* _Problem to solve_:
Copy out each line of the entries where the word "title" is present.

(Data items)
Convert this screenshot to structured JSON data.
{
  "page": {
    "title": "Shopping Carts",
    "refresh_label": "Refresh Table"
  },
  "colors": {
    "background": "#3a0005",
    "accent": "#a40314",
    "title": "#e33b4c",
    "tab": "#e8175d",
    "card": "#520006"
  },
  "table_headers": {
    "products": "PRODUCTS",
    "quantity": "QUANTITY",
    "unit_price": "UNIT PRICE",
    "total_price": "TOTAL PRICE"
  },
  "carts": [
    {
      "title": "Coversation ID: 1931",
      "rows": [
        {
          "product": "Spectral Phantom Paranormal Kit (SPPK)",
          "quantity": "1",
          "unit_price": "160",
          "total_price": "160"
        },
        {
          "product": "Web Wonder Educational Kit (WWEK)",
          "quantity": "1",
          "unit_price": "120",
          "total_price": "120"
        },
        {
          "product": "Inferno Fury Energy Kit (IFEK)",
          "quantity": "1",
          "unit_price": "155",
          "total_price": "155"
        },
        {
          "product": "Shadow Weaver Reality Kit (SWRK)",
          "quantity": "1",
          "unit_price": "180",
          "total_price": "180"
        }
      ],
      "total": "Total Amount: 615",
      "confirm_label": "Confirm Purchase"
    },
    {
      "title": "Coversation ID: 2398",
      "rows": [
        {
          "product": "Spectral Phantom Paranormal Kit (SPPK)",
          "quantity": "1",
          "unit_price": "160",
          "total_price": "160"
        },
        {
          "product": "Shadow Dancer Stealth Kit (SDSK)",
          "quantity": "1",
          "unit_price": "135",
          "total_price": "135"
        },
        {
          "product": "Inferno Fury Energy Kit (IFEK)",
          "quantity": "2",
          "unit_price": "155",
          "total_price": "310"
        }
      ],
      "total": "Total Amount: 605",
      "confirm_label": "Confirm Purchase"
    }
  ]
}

* _Exercise output_:
    "title": "Shopping Carts",
    "title": "#e33b4c",
      "title": "Coversation ID: 1931",
      "title": "Coversation ID: 2398",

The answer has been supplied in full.